Patrick Caulfield, CBE, RA (29 January 1936 – 29 September 2005), was an English painter and printmaker known for his bold canvases, which often incorporated elements of photorealism within a pared-down scene.
In 1964, he exhibited at the New Generation show at London's Whitechapel Gallery, which resulted in him being associated with the Pop Art movement.
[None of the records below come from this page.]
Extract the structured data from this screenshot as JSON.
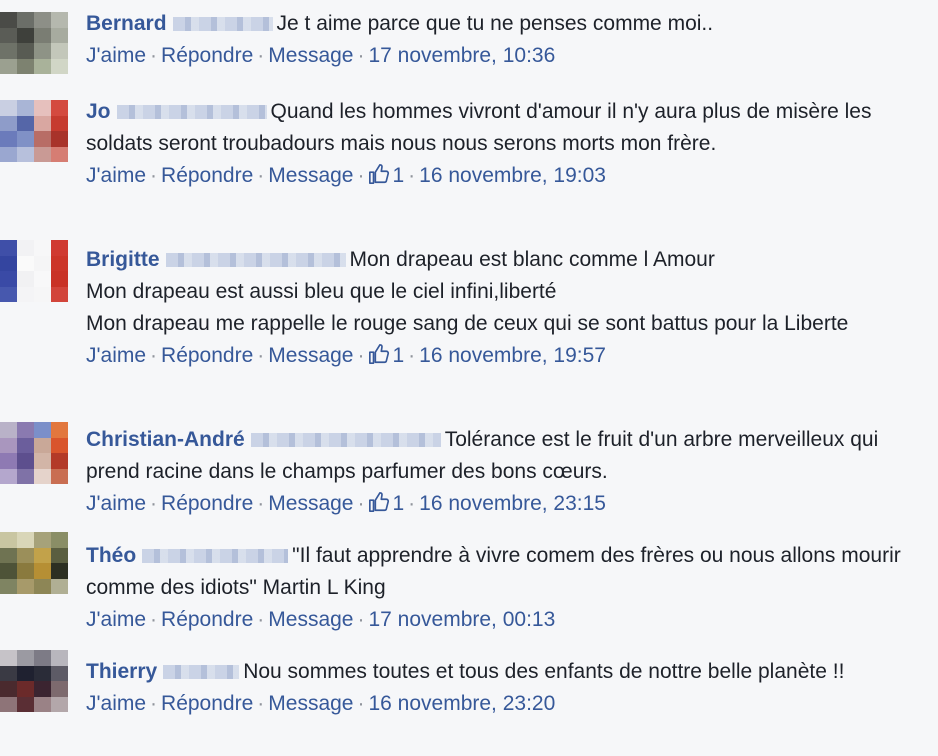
{
  "comments": [
    {
      "author": "Bernard",
      "text": "Je t aime parce que tu ne penses comme moi..",
      "actions": {
        "like": "J'aime",
        "reply": "Répondre",
        "message": "Message"
      },
      "likes": null,
      "time": "17 novembre, 10:36"
    },
    {
      "author": "Jo",
      "text": "Quand les hommes vivront d'amour il n'y aura plus de misère les soldats seront troubadours mais nous nous serons morts mon frère.",
      "actions": {
        "like": "J'aime",
        "reply": "Répondre",
        "message": "Message"
      },
      "likes": "1",
      "time": "16 novembre, 19:03"
    },
    {
      "author": "Brigitte",
      "text_lines": [
        "Mon drapeau est blanc comme l Amour",
        "Mon drapeau est aussi bleu que le ciel infini,liberté",
        "Mon drapeau me rappelle le rouge sang de ceux qui se sont battus pour la Liberte"
      ],
      "actions": {
        "like": "J'aime",
        "reply": "Répondre",
        "message": "Message"
      },
      "likes": "1",
      "time": "16 novembre, 19:57"
    },
    {
      "author": "Christian-André",
      "text": "Tolérance est le fruit d'un arbre merveilleux qui prend racine dans le champs parfumer des bons cœurs.",
      "actions": {
        "like": "J'aime",
        "reply": "Répondre",
        "message": "Message"
      },
      "likes": "1",
      "time": "16 novembre, 23:15"
    },
    {
      "author": "Théo",
      "text": "\"Il faut apprendre à vivre comem des frères ou nous allons mourir comme des idiots\" Martin L King",
      "actions": {
        "like": "J'aime",
        "reply": "Répondre",
        "message": "Message"
      },
      "likes": null,
      "time": "17 novembre, 00:13"
    },
    {
      "author": "Thierry",
      "text": "Nou sommes toutes et tous des enfants de nottre belle planète !!",
      "actions": {
        "like": "J'aime",
        "reply": "Répondre",
        "message": "Message"
      },
      "likes": null,
      "time": "16 novembre, 23:20"
    }
  ],
  "colors": {
    "author": "#365899",
    "link": "#365899",
    "meta": "#90949c",
    "background": "#f6f7f9"
  },
  "icons": {
    "like_count": "thumbs-up-icon"
  }
}
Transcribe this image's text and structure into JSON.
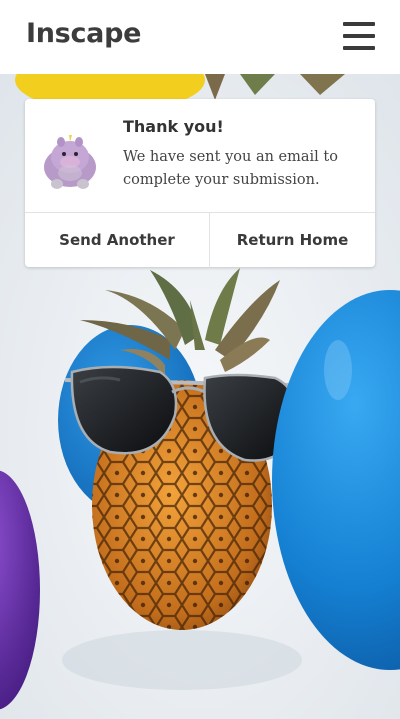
{
  "header": {
    "logo_text": "Inscape",
    "menu_icon": "hamburger-menu-icon"
  },
  "confirmation_card": {
    "avatar_icon": "purple-unicorn-plush-avatar",
    "title": "Thank you!",
    "message": "We have sent you an email to complete your submission.",
    "send_another_label": "Send Another",
    "return_home_label": "Return Home"
  },
  "background": {
    "description_icon": "pineapple-with-sunglasses-and-balloons-photo"
  },
  "colors": {
    "header_bg": "#ffffff",
    "text_dark": "#3c3c3c",
    "balloon_blue": "#1a86d8",
    "balloon_purple": "#5a2a9a",
    "balloon_yellow": "#f2cf1f"
  }
}
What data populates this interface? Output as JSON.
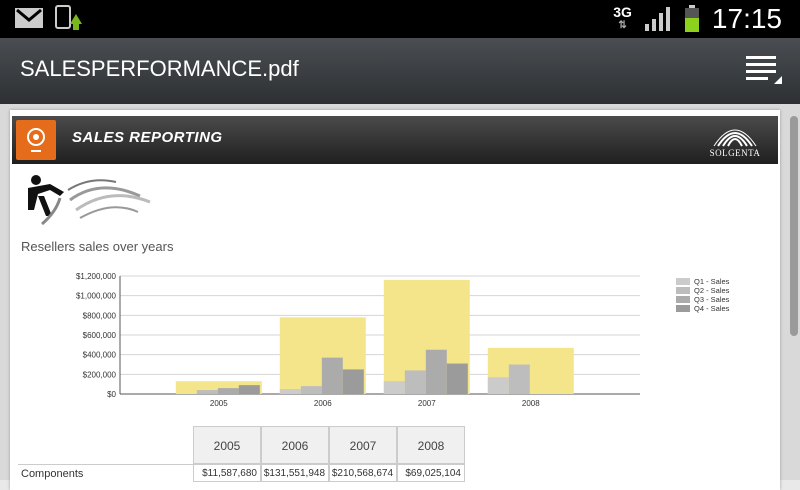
{
  "status_bar": {
    "network_type": "3G",
    "clock": "17:15",
    "icons": [
      "gmail-icon",
      "download-icon",
      "signal-icon",
      "battery-icon"
    ]
  },
  "action_bar": {
    "title": "SALESPERFORMANCE.pdf",
    "menu_icon": "overflow-menu-icon"
  },
  "document": {
    "banner_title": "SALES REPORTING",
    "brand": "SOLGENTA",
    "subtitle": "Resellers sales over years",
    "table": {
      "headers": [
        "2005",
        "2006",
        "2007",
        "2008"
      ],
      "rows": [
        {
          "label": "Components",
          "values": [
            "$11,587,680",
            "$131,551,948",
            "$210,568,674",
            "$69,025,104"
          ]
        }
      ]
    }
  },
  "chart_data": {
    "type": "bar",
    "categories": [
      "2005",
      "2006",
      "2007",
      "2008"
    ],
    "ylim": [
      0,
      1200000
    ],
    "yticks": [
      "$0",
      "$200,000",
      "$400,000",
      "$600,000",
      "$800,000",
      "$1,000,000",
      "$1,200,000"
    ],
    "background_series": {
      "name": "",
      "values": [
        130000,
        780000,
        1160000,
        470000
      ],
      "color": "#f5e58a"
    },
    "series": [
      {
        "name": "Q1 - Sales",
        "values": [
          0,
          50000,
          130000,
          170000
        ],
        "color": "#cbcbcb"
      },
      {
        "name": "Q2 - Sales",
        "values": [
          40000,
          80000,
          240000,
          300000
        ],
        "color": "#bdbdbd"
      },
      {
        "name": "Q3 - Sales",
        "values": [
          60000,
          370000,
          450000,
          0
        ],
        "color": "#ababab"
      },
      {
        "name": "Q4 - Sales",
        "values": [
          90000,
          250000,
          310000,
          0
        ],
        "color": "#9b9b9b"
      }
    ],
    "grid": true,
    "legend": "right"
  }
}
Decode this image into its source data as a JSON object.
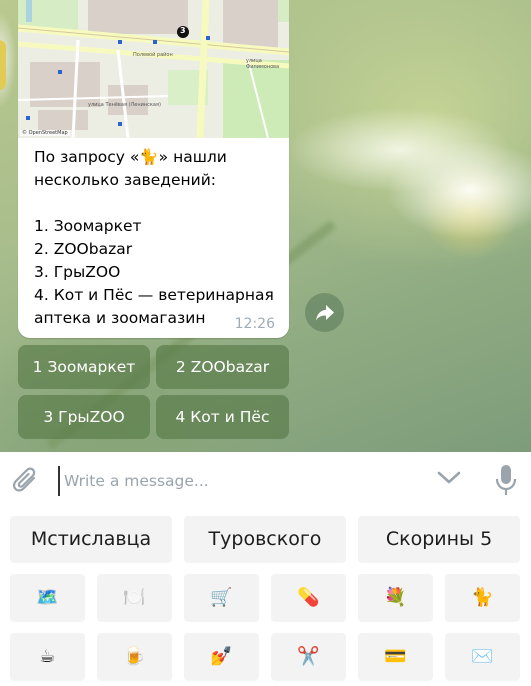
{
  "message": {
    "text": "По запросу «🐈» нашли\nнесколько заведений:\n\n1. Зоомаркет\n2. ZOObazar\n3. ГрыZOO\n4. Кот и Пёс — ветеринарная аптека и зоомагазин",
    "time": "12:26",
    "map": {
      "attribution": "© OpenStreetMap",
      "marker_label": "3",
      "street_labels": [
        "Полевой район",
        "улица Тенёвая (Ленинская)",
        "улица Филимонова"
      ]
    }
  },
  "inline_buttons": [
    "1 Зоомаркет",
    "2 ZOObazar",
    "3 ГрыZOO",
    "4 Кот и Пёс"
  ],
  "input": {
    "placeholder": "Write a message..."
  },
  "keyboard": {
    "row1": [
      "Мстиславца",
      "Туровского",
      "Скорины 5"
    ],
    "row2": [
      "🗺️",
      "🍽️",
      "🛒",
      "💊",
      "💐",
      "🐈"
    ],
    "row3": [
      "☕",
      "🍺",
      "💅",
      "✂️",
      "💳",
      "✉️"
    ]
  },
  "colors": {
    "inline_button_bg": "#55784680",
    "keyboard_button_bg": "#f3f3f3",
    "timestamp": "#a0acb6"
  }
}
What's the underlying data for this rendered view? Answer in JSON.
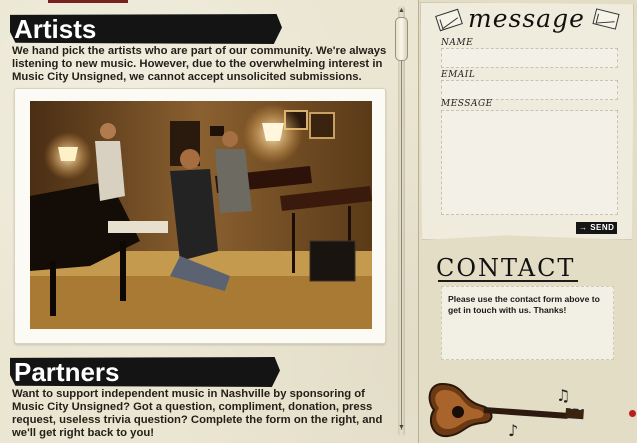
{
  "artists": {
    "heading": "Artists",
    "body": "We hand pick the artists who are part of our community. We're always listening to new music. However, due to the overwhelming interest in Music City Unsigned, we cannot accept unsolicited submissions."
  },
  "partners": {
    "heading": "Partners",
    "body": "Want to support independent music in Nashville by sponsoring of Music City Unsigned? Got a question, compliment, donation, press request, useless trivia question? Complete the form on the right, and we'll get right back to you!"
  },
  "message_form": {
    "title": "message",
    "name_label": "NAME",
    "email_label": "EMAIL",
    "message_label": "MESSAGE",
    "name_value": "",
    "email_value": "",
    "message_value": "",
    "send_label": "→ SEND"
  },
  "contact": {
    "title": "CONTACT",
    "text": "Please use the contact form above to get in touch with us. Thanks!"
  },
  "colors": {
    "heading_bar": "#141414",
    "paper": "#ebe6d2",
    "accent_red": "#b3201f"
  },
  "icons": [
    "envelope-icon",
    "scroll-up-arrow-icon",
    "scroll-down-arrow-icon",
    "guitar-icon",
    "music-note-icon"
  ]
}
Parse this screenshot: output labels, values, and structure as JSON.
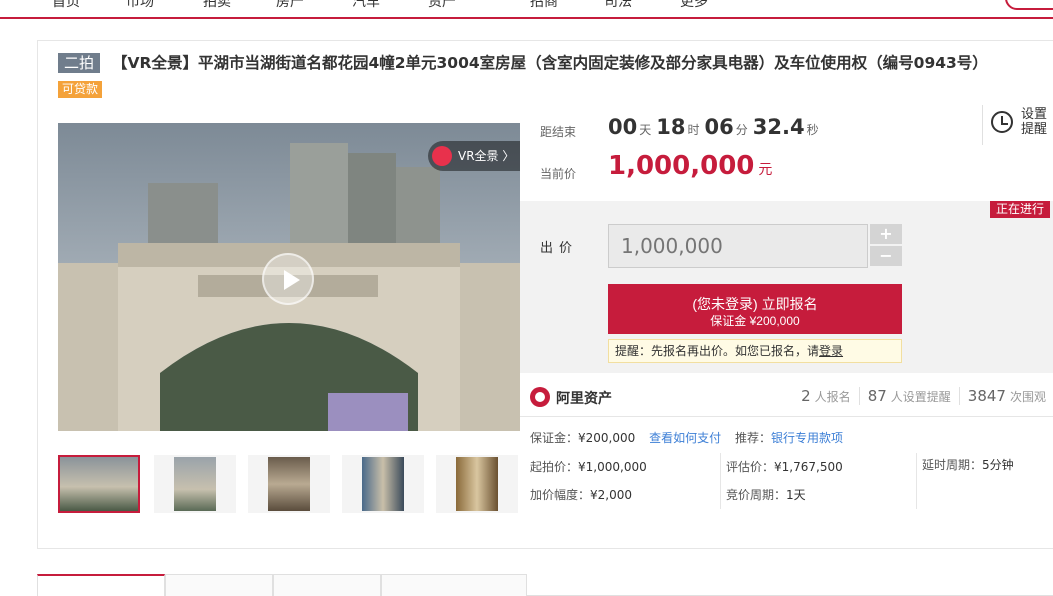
{
  "nav": {
    "items": [
      "首页",
      "市场",
      "拍卖",
      "房产",
      "汽车",
      "资产",
      "招商",
      "司法",
      "更多"
    ]
  },
  "auction": {
    "round_badge": "二拍",
    "title": "【VR全景】平湖市当湖街道名都花园4幢2单元3004室房屋（含室内固定装修及部分家具电器）及车位使用权（编号0943号）",
    "loan_tag": "可贷款",
    "vr_label": "VR全景 〉"
  },
  "countdown": {
    "label": "距结束",
    "days": "00",
    "days_unit": "天",
    "hours": "18",
    "hours_unit": "时",
    "minutes": "06",
    "minutes_unit": "分",
    "seconds": "32.4",
    "seconds_unit": "秒"
  },
  "current_price": {
    "label": "当前价",
    "value": "1,000,000",
    "unit": "元"
  },
  "reminder": {
    "label": "设置提醒"
  },
  "bid": {
    "status_tag": "正在进行",
    "label": "出价",
    "input_placeholder": "1,000,000",
    "plus": "+",
    "minus": "−",
    "signup_line1": "(您未登录) 立即报名",
    "signup_line2": "保证金 ¥200,000",
    "tip_prefix": "提醒：先报名再出价。如您已报名，请",
    "tip_link": "登录"
  },
  "platform": {
    "name": "阿里资产",
    "signups": "2",
    "signups_label": "人报名",
    "reminders": "87",
    "reminders_label": "人设置提醒",
    "views": "3847",
    "views_label": "次围观"
  },
  "details": {
    "deposit_label": "保证金：",
    "deposit_value": "¥200,000",
    "how_to_pay": "查看如何支付",
    "recommend_label": "推荐：",
    "recommend_link": "银行专用款项",
    "start_price_label": "起拍价：",
    "start_price_value": "¥1,000,000",
    "appraisal_label": "评估价：",
    "appraisal_value": "¥1,767,500",
    "delay_label": "延时周期：",
    "delay_value": "5分钟",
    "increment_label": "加价幅度：",
    "increment_value": "¥2,000",
    "cycle_label": "竞价周期：",
    "cycle_value": "1天"
  },
  "colors": {
    "brand_red": "#c61c3c",
    "loan_orange": "#f4a23a",
    "link_blue": "#3d7fd6",
    "badge_gray": "#707d8c"
  }
}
This was a label Caulfield was opposed to throughout his career, seeing himself rather as "a 'formal' artist".
‘Dressed Lobster’ (below) was published in 1980, and is one of seven prints commissioned and published to celebrate the Kelpra Studio Exhibition at the Tate Gallery in 1980. The other artists were Gordon House, R.B. Kitaj, Victor Pasmore, John Piper, Joe Tilson and Gerd Winner.
The image shows an outline of a lobster in thick black outline set on a background of foliage, which could almost be wallpaper. This style typical of Caulfield from the mid-60’s to ‘80, leading up to his major retrospective at the Walker Gallery, Liverpool in 1981.
‘Les Chants de Maldoror, Ducasse’ (above) by Edoardo Paolozzi, widely considered one of the pioneers of Pop Art, was published in the 1992 Royal College of Art portfolio "Six Artists". It is an ‘edition variable’ etching with extensive hand colouring, signed, numbered and dated in pencil. Each one is quite different, some even have little or no colouring. This print is framed in a black wood frame. Les Chants de Maldoror (The Songs of Maldoror) is a poetic novel consisting of six cantos. It was written and published between 1868 and 1869 by the Comte de Lautréamont, the pseudonym of the Uruguayan-born French writer Isidore-Lucien Ducasse.
Many of the surrealists (Salvador Dalí, André Breton, Antonin Artaud, Marcel Duchamp, Man Ray, Max Ernst, etc.) during the early 20th century cited the novel as a major inspiration to their own works.
This interpretation by Paolozzi can be viewed in our Editions Shop.
Patrick Edgeley is a Brighton based artist/printmaker who creates limited edition screen prints that employ bold, hand drawn text and imagery. Americana, signs, packaging and pop culture are a great influence in these hand printed works.
He says “I love the whole sequence of actions when producing a print. I tend to push myself to see just what I can achieve, either in number of colours I use, complexity of design or experimenting with techniques. It can be a slow, frustrating process at times when the result doesn’t quite match your expectation, but these moments can also be a positive, steering you into a another direction with the print, helping to shape it like a painting. You simply don’t get with a press of a button on a inkjet printer, each screen print, although subtle, has it’s own uniqueness!” We are currently featuring a series of Edgeley’s contemporary Pop Art editions on our website. These will range in price from £140 to £180, depending on number of colours, metallic layers (silver & gold) and glazes.